:: Task ::
A line belongs in the answer if it contains "this"; copy every such line from the entries below.

:: Exercise data ::
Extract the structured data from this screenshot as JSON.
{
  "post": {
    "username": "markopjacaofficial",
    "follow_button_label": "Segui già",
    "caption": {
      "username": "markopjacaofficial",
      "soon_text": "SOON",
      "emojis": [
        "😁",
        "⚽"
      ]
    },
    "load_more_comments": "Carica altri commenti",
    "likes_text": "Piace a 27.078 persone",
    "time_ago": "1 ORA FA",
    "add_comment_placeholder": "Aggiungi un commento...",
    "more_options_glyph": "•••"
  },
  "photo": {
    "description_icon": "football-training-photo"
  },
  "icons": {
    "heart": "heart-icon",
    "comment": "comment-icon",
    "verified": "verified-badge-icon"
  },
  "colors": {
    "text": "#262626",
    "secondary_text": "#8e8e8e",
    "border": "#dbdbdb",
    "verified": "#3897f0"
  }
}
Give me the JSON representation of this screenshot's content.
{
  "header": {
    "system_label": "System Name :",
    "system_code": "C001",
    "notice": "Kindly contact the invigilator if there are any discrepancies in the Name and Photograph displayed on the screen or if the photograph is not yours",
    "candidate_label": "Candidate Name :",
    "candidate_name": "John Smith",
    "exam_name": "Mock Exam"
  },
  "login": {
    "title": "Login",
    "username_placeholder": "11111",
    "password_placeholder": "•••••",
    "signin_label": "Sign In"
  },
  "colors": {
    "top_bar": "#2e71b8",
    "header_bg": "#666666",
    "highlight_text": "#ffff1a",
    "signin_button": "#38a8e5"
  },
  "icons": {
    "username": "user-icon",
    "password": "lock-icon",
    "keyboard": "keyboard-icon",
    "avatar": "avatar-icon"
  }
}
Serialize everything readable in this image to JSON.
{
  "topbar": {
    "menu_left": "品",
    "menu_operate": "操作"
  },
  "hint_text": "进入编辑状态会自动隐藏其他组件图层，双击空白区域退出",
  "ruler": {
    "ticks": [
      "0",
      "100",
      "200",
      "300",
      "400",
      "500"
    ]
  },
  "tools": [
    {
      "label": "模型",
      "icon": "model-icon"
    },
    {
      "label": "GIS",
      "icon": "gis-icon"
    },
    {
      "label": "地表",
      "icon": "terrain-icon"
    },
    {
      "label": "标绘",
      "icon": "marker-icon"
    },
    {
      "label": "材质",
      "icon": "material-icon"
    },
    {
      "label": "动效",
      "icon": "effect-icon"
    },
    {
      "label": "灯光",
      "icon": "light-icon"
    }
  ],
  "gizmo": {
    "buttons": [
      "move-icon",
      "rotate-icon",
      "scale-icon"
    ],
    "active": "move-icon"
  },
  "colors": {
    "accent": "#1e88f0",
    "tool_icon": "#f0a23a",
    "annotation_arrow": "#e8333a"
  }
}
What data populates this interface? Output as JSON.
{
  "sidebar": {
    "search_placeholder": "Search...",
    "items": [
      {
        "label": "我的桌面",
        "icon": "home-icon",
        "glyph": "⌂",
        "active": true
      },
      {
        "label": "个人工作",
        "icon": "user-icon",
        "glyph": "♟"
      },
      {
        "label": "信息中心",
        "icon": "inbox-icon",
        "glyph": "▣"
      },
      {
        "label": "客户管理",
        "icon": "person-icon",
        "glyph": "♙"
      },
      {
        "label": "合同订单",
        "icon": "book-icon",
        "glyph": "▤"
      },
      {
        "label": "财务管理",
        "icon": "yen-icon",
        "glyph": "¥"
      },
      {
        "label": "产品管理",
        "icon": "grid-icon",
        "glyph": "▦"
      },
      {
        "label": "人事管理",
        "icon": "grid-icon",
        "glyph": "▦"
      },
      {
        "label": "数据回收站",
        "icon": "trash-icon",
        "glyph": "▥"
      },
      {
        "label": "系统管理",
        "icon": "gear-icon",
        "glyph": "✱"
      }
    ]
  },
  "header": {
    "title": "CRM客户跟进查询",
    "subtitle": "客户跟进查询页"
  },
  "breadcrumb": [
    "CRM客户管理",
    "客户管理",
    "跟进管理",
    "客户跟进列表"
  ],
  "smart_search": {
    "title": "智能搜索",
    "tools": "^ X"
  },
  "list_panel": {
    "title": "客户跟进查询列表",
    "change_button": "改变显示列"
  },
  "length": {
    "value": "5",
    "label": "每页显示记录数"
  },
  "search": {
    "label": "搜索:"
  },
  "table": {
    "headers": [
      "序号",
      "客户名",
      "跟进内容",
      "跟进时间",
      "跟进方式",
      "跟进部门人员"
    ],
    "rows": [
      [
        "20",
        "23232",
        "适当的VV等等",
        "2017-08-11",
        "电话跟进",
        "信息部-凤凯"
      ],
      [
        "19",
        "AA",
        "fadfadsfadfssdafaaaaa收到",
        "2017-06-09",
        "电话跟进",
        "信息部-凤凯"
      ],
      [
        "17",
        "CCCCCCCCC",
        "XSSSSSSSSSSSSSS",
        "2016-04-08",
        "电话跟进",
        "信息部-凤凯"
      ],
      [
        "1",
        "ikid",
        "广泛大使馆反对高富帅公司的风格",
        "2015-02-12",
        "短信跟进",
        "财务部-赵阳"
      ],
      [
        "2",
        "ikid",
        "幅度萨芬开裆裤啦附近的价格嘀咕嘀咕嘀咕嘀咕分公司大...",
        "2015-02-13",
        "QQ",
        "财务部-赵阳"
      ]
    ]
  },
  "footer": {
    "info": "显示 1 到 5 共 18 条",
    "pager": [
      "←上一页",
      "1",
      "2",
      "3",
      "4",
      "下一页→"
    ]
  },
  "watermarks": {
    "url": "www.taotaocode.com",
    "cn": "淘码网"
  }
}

:: Exercise response ::
Extract the structured data from this screenshot as JSON.
Give me the JSON representation of this screenshot's content.
Serialize everything readable in this image to JSON.
What data populates this interface? Output as JSON.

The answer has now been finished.